Their leadership development plans work for long-term growth. Here’s why: “We try to foster the community of believers, community of leaders, and community of pastors to encourage one another, to hold each other accountable to reproduce themselves, to reproduce churches.”
One of the events A2 holds are Church Planting Institutes (CPI). Through those seminars, church leaders cast vision for church multiplication. Many training events have seen growing vision for new churches. Even though many Japanese have played a crucial part, there has been little Japanese leadership until the fall Vision Festival which changed the playing field entirely.

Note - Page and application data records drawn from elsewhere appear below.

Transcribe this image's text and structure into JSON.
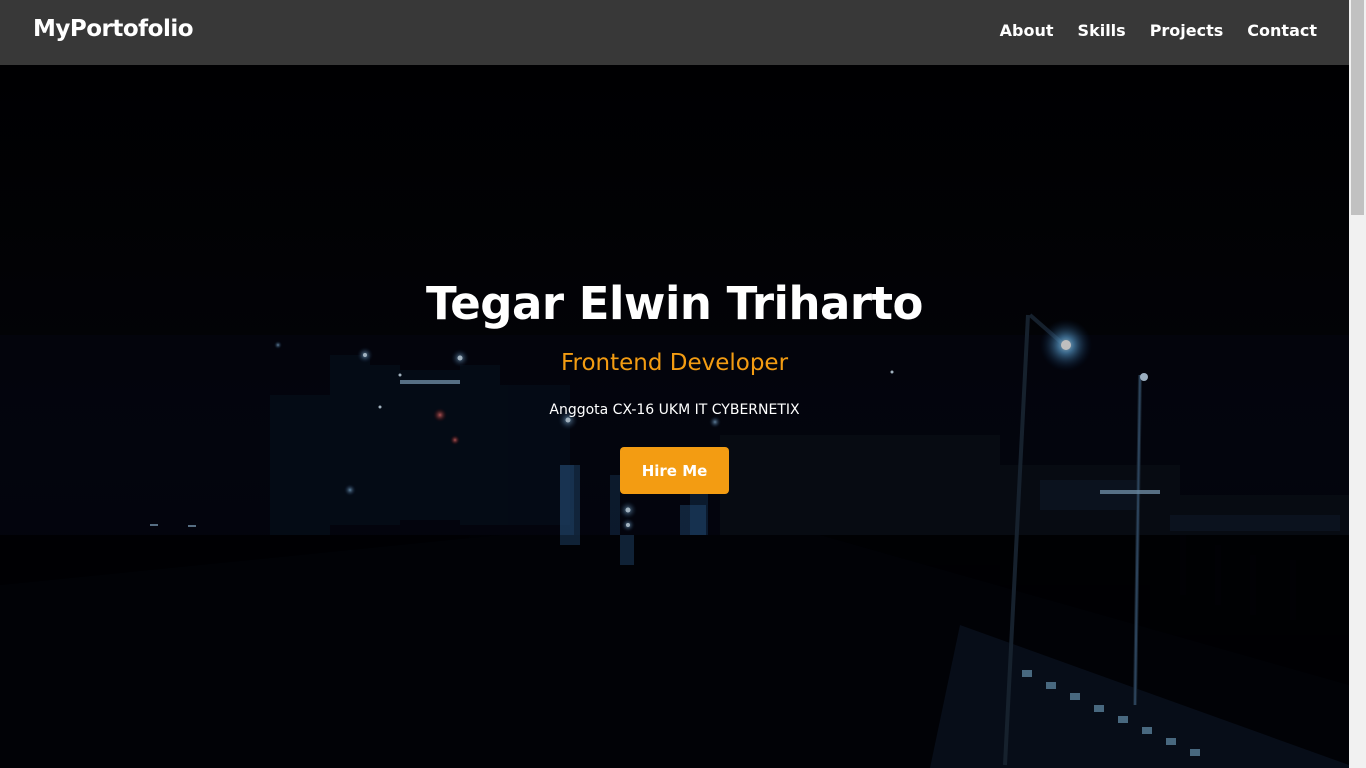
{
  "navbar": {
    "brand": "MyPortofolio",
    "links": [
      {
        "label": "About"
      },
      {
        "label": "Skills"
      },
      {
        "label": "Projects"
      },
      {
        "label": "Contact"
      }
    ]
  },
  "hero": {
    "name": "Tegar Elwin Triharto",
    "role": "Frontend Developer",
    "description": "Anggota CX-16 UKM IT CYBERNETIX",
    "cta_label": "Hire Me",
    "background": "night-city-street-photo"
  },
  "colors": {
    "navbar_bg": "#383838",
    "accent": "#f39c12",
    "text": "#ffffff",
    "hero_bg": "#020205"
  }
}
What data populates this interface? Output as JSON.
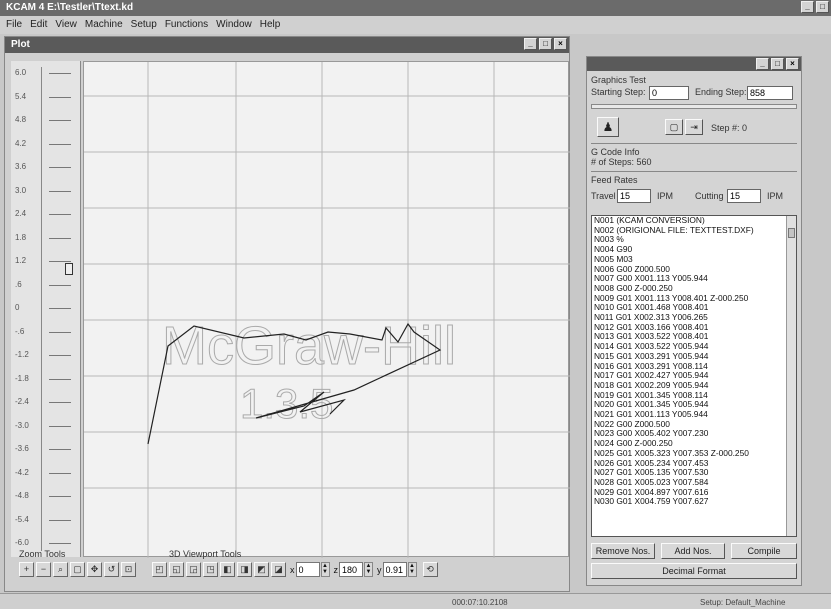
{
  "app": {
    "title": "KCAM 4  E:\\Testler\\Ttext.kd"
  },
  "menu": [
    "File",
    "Edit",
    "View",
    "Machine",
    "Setup",
    "Functions",
    "Window",
    "Help"
  ],
  "plot": {
    "title": "Plot",
    "ruler_ticks": [
      "6.0",
      "5.4",
      "4.8",
      "4.2",
      "3.6",
      "3.0",
      "2.4",
      "1.8",
      "1.2",
      ".6",
      "0",
      "-.6",
      "-1.2",
      "-1.8",
      "-2.4",
      "-3.0",
      "-3.6",
      "-4.2",
      "-4.8",
      "-5.4",
      "-6.0"
    ],
    "watermark_text": "McGraw-Hill",
    "watermark_sub": "1.3.5",
    "zoom_label": "Zoom Tools",
    "viewport_label": "3D Viewport Tools",
    "x_rot": "0",
    "z_rot": "180",
    "y_rot": "0.91"
  },
  "graphics_test": {
    "title": "Graphics Test",
    "starting_step_label": "Starting Step:",
    "starting_step_value": "0",
    "ending_step_label": "Ending Step:",
    "ending_step_value": "858",
    "step_label": "Step #:",
    "step_value": "0"
  },
  "gcode_info": {
    "title": "G Code Info",
    "steps_label": "# of Steps:",
    "steps_value": "560"
  },
  "feed_rates": {
    "title": "Feed Rates",
    "travel_label": "Travel",
    "travel_value": "15",
    "travel_unit": "IPM",
    "cutting_label": "Cutting",
    "cutting_value": "15",
    "cutting_unit": "IPM"
  },
  "code_lines": [
    "N001 (KCAM CONVERSION)",
    "N002 (ORIGIONAL FILE: TEXTTEST.DXF)",
    "N003 %",
    "N004 G90",
    "N005 M03",
    "N006 G00 Z000.500",
    "N007 G00 X001.113 Y005.944",
    "N008 G00 Z-000.250",
    "N009 G01 X001.113 Y008.401 Z-000.250",
    "N010 G01 X001.468 Y008.401",
    "N011 G01 X002.313 Y006.265",
    "N012 G01 X003.166 Y008.401",
    "N013 G01 X003.522 Y008.401",
    "N014 G01 X003.522 Y005.944",
    "N015 G01 X003.291 Y005.944",
    "N016 G01 X003.291 Y008.114",
    "N017 G01 X002.427 Y005.944",
    "N018 G01 X002.209 Y005.944",
    "N019 G01 X001.345 Y008.114",
    "N020 G01 X001.345 Y005.944",
    "N021 G01 X001.113 Y005.944",
    "N022 G00 Z000.500",
    "N023 G00 X005.402 Y007.230",
    "N024 G00 Z-000.250",
    "N025 G01 X005.323 Y007.353 Z-000.250",
    "N026 G01 X005.234 Y007.453",
    "N027 G01 X005.135 Y007.530",
    "N028 G01 X005.023 Y007.584",
    "N029 G01 X004.897 Y007.616",
    "N030 G01 X004.759 Y007.627"
  ],
  "buttons": {
    "remove_nos": "Remove Nos.",
    "add_nos": "Add Nos.",
    "compile": "Compile",
    "decimal_format": "Decimal Format"
  },
  "status": {
    "time": "000:07:10.2108",
    "setup": "Setup: Default_Machine"
  }
}
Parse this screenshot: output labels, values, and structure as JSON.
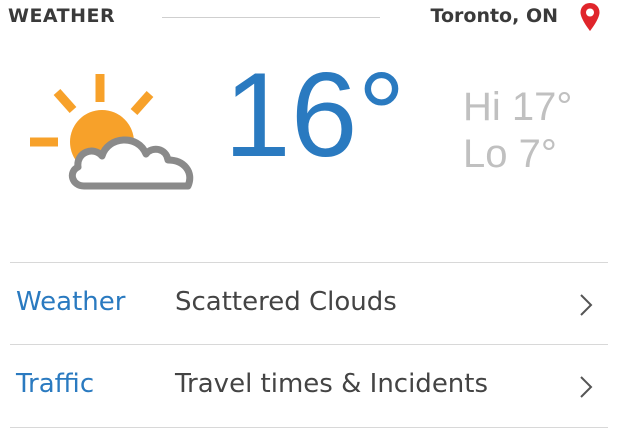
{
  "header": {
    "title": "WEATHER",
    "location": "Toronto, ON",
    "pin_icon": "map-pin-icon",
    "pin_color": "#e0252b"
  },
  "current": {
    "icon": "partly-cloudy-icon",
    "temperature": "16°",
    "hi": "Hi 17°",
    "lo": "Lo 7°",
    "temp_color": "#2a7ac0"
  },
  "rows": [
    {
      "label": "Weather",
      "value": "Scattered Clouds",
      "icon": "chevron-right-icon"
    },
    {
      "label": "Traffic",
      "value": "Travel times & Incidents",
      "icon": "chevron-right-icon"
    }
  ],
  "colors": {
    "accent": "#2a7ac0",
    "sun": "#f7a12a",
    "cloud": "#8a8a8a",
    "muted": "#c0c0c0"
  }
}
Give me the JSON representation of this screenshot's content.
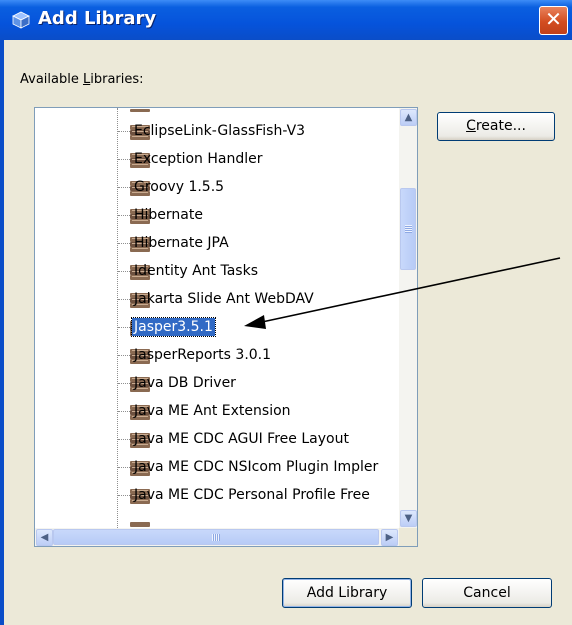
{
  "window": {
    "title": "Add Library",
    "close_glyph": "✕"
  },
  "available_label_prefix": "Available ",
  "available_label_mnemonic": "L",
  "available_label_suffix": "ibraries:",
  "libraries": [
    {
      "label": "EclipseLink-GlassFish-V3",
      "selected": false
    },
    {
      "label": "Exception Handler",
      "selected": false
    },
    {
      "label": "Groovy 1.5.5",
      "selected": false
    },
    {
      "label": "Hibernate",
      "selected": false
    },
    {
      "label": "Hibernate JPA",
      "selected": false
    },
    {
      "label": "Identity Ant Tasks",
      "selected": false
    },
    {
      "label": "Jakarta Slide Ant WebDAV",
      "selected": false
    },
    {
      "label": "Jasper3.5.1",
      "selected": true
    },
    {
      "label": "JasperReports 3.0.1",
      "selected": false
    },
    {
      "label": "Java DB Driver",
      "selected": false
    },
    {
      "label": "Java ME Ant Extension",
      "selected": false
    },
    {
      "label": "Java ME CDC AGUI Free Layout",
      "selected": false
    },
    {
      "label": "Java ME CDC NSIcom Plugin Impler",
      "selected": false
    },
    {
      "label": "Java ME CDC Personal Profile Free",
      "selected": false
    }
  ],
  "scrollbar": {
    "up_glyph": "▲",
    "down_glyph": "▼",
    "left_glyph": "◀",
    "right_glyph": "▶"
  },
  "buttons": {
    "create": "Create...",
    "add_library": "Add Library",
    "cancel": "Cancel"
  },
  "colors": {
    "title_bar": "#0a5fe0",
    "selection": "#316ac5",
    "close_button": "#d34d20"
  }
}
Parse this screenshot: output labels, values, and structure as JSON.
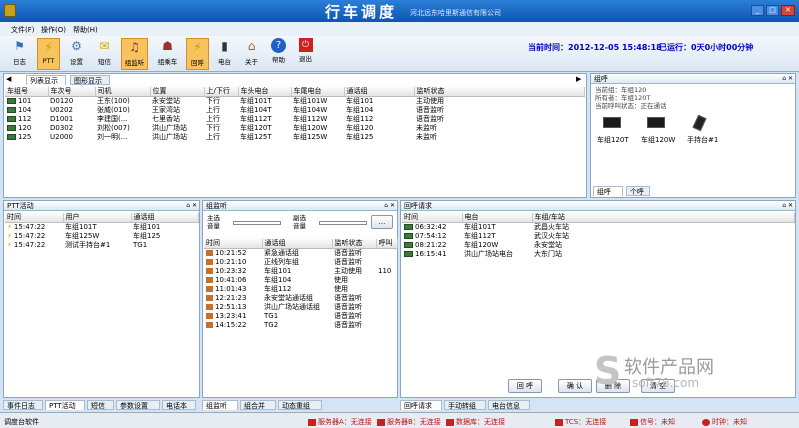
{
  "title": {
    "main": "行车调度",
    "company": "河北远东哈里斯通信有限公司"
  },
  "menu": [
    "文件(F)",
    "操作(O)",
    "帮助(H)"
  ],
  "toolbar": [
    {
      "label": "日志",
      "icon": "log-icon"
    },
    {
      "label": "PTT",
      "icon": "lightning-icon"
    },
    {
      "label": "设置",
      "icon": "gear-icon"
    },
    {
      "label": "短信",
      "icon": "envelope-icon"
    },
    {
      "label": "组监听",
      "icon": "group-monitor-icon"
    },
    {
      "label": "组乘车",
      "icon": "group-ride-icon"
    },
    {
      "label": "回呼",
      "icon": "callback-icon"
    },
    {
      "label": "电台",
      "icon": "radio-icon"
    },
    {
      "label": "关于",
      "icon": "home-icon"
    },
    {
      "label": "帮助",
      "icon": "help-icon"
    },
    {
      "label": "退出",
      "icon": "exit-icon"
    }
  ],
  "header": {
    "time_label": "当前时间：2012-12-05 15:48:18",
    "run_label": "已运行：0天0小时00分钟"
  },
  "main_tabs": [
    "列表显示",
    "图形显示"
  ],
  "train_table": {
    "columns": [
      "车组号",
      "车次号",
      "司机",
      "位置",
      "上/下行",
      "车头电台",
      "车尾电台",
      "通话组",
      "监听状态"
    ],
    "rows": [
      [
        "101",
        "D0120",
        "王东(100)",
        "永安堂站",
        "下行",
        "车组101T",
        "车组101W",
        "车组101",
        "主动使用"
      ],
      [
        "104",
        "U0202",
        "张威(010)",
        "王家湾站",
        "上行",
        "车组104T",
        "车组104W",
        "车组104",
        "语音监听"
      ],
      [
        "112",
        "D1001",
        "李建国(...",
        "七里香站",
        "上行",
        "车组112T",
        "车组112W",
        "车组112",
        "语音监听"
      ],
      [
        "120",
        "D0302",
        "刘松(007)",
        "洪山广场站",
        "下行",
        "车组120T",
        "车组120W",
        "车组120",
        "未监听"
      ],
      [
        "125",
        "U2000",
        "刘一明(...",
        "洪山广场站",
        "上行",
        "车组125T",
        "车组125W",
        "车组125",
        "未监听"
      ]
    ]
  },
  "group_panel": {
    "title": "组呼",
    "current": "当前组：车组120",
    "owner": "所有者：车组120T",
    "last_call": "当前呼叫状态：正在通话",
    "devices": [
      "车组120T",
      "车组120W",
      "手持台#1"
    ],
    "tabs": [
      "组呼",
      "个呼"
    ]
  },
  "ptt_panel": {
    "title": "PTT活动",
    "columns": [
      "时间",
      "用户",
      "通话组"
    ],
    "rows": [
      [
        "15:47:22",
        "车组101T",
        "车组101"
      ],
      [
        "15:47:22",
        "车组125W",
        "车组125"
      ],
      [
        "15:47:22",
        "测试手持台#1",
        "TG1"
      ]
    ]
  },
  "monitor_panel": {
    "title": "组监听",
    "main_label": "主选音量",
    "sub_label": "副选音量",
    "more_btn": "...",
    "columns": [
      "时间",
      "通话组",
      "监听状态",
      "呼叫"
    ],
    "rows": [
      [
        "10:21:52",
        "紧急通话组",
        "语音监听",
        ""
      ],
      [
        "10:21:10",
        "正线列车组",
        "语音监听",
        ""
      ],
      [
        "10:23:32",
        "车组101",
        "主动使用",
        "110"
      ],
      [
        "10:41:06",
        "车组104",
        "使用",
        ""
      ],
      [
        "11:01:43",
        "车组112",
        "使用",
        ""
      ],
      [
        "12:21:23",
        "永安堂站通话组",
        "语音监听",
        ""
      ],
      [
        "12:51:13",
        "洪山广场站通话组",
        "语音监听",
        ""
      ],
      [
        "13:23:41",
        "TG1",
        "语音监听",
        ""
      ],
      [
        "14:15:22",
        "TG2",
        "语音监听",
        ""
      ]
    ]
  },
  "callback_panel": {
    "title": "回呼请求",
    "columns": [
      "时间",
      "电台",
      "车组/车站"
    ],
    "rows": [
      [
        "06:32:42",
        "车组101T",
        "武昌火车站"
      ],
      [
        "07:54:12",
        "车组112T",
        "武汉火车站"
      ],
      [
        "08:21:22",
        "车组120W",
        "永安堂站"
      ],
      [
        "16:15:41",
        "洪山广场站电台",
        "大东门站"
      ]
    ],
    "buttons": [
      "回 呼",
      "确 认",
      "删 除",
      "清 空"
    ]
  },
  "bottom_tabs_left": [
    "事件日志",
    "PTT活动",
    "短信",
    "参数设置",
    "电话本"
  ],
  "bottom_tabs_mid": [
    "组监听",
    "组合并",
    "动态重组"
  ],
  "bottom_tabs_right": [
    "回呼请求",
    "手动转组",
    "电台信息"
  ],
  "status": {
    "app": "调度台软件",
    "server_a": "服务器A：无连接",
    "server_b": "服务器B：无连接",
    "db": "数据库：无连接",
    "tcs": "TCS：无连接",
    "signal": "信号：未知",
    "clock": "时钟：未知"
  },
  "watermark": {
    "text": "软件产品网",
    "url": "soft78.com"
  }
}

65 key leaders from throughout Japan gathered for the first Church Multiplication Vision Festival. This was led by Japanese, for Japanese, in Japanese (only about 5 missionaries attended). Japanese leaders came from all over Japan from Hokkaido to Okinawa, and many places in between, to form a national network for church planting multiplication. As a result of the conference, “We would like to see 1,000 new churches planted all over Japan. Ultimately, we would like to go to 50,000 churches.”
A big task? Takazawa acknowledges that point. “I’m also overwhelmed. We have 126 million people in Japan, and more than 99% of the people are non-believers.” Takazawa is brutally honest about doubt. “That’s a battle in our head: ‘This is too big or too small,’ or ‘We can’t do it.’ That’s the voice of the enemy shooting at us, so we need to get together, encourage, and cling to Jesus.” This task won’t see success without God’s help unifying these leaders.
The challenge is large in Japan, the second largest unreached people in the world with 126 million people. The goal is a national movement which is broadly evangelical and Kingdom-minded.